Given records.
--------------------------------------------------

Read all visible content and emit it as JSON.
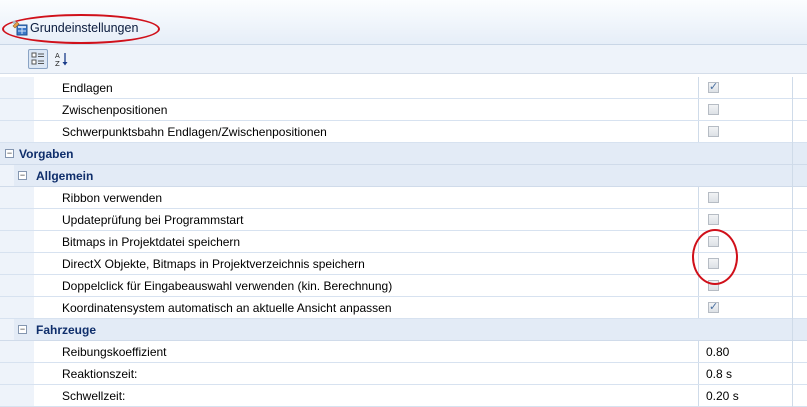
{
  "window": {
    "title": "Grundeinstellungen",
    "accent_color": "#d0101a"
  },
  "toolbar": {
    "categorized_icon": "categorized-view-icon",
    "sort_icon": "sort-az-icon"
  },
  "rows_top": [
    {
      "label": "Endlagen",
      "checked": true
    },
    {
      "label": "Zwischenpositionen",
      "checked": false
    },
    {
      "label": "Schwerpunktsbahn Endlagen/Zwischenpositionen",
      "checked": false
    }
  ],
  "cat_vorgaben": {
    "label": "Vorgaben",
    "toggle": "−"
  },
  "cat_allgemein": {
    "label": "Allgemein",
    "toggle": "−"
  },
  "rows_allgemein": [
    {
      "label": "Ribbon verwenden",
      "checked": false
    },
    {
      "label": "Updateprüfung bei Programmstart",
      "checked": false
    },
    {
      "label": "Bitmaps in Projektdatei speichern",
      "checked": false
    },
    {
      "label": "DirectX Objekte, Bitmaps in Projektverzeichnis speichern",
      "checked": false
    },
    {
      "label": "Doppelclick für Eingabeauswahl verwenden (kin. Berechnung)",
      "checked": false
    },
    {
      "label": "Koordinatensystem automatisch an aktuelle Ansicht anpassen",
      "checked": true
    }
  ],
  "cat_fahrzeuge": {
    "label": "Fahrzeuge",
    "toggle": "−"
  },
  "rows_fahrzeuge": [
    {
      "label": "Reibungskoeffizient",
      "value": "0.80"
    },
    {
      "label": "Reaktionszeit:",
      "value": "0.8 s"
    },
    {
      "label": "Schwellzeit:",
      "value": "0.20 s"
    }
  ]
}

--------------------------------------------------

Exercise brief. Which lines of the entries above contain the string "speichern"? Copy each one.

Output below.
      "label": "Bitmaps in Projektdatei speichern",
      "label": "DirectX Objekte, Bitmaps in Projektverzeichnis speichern",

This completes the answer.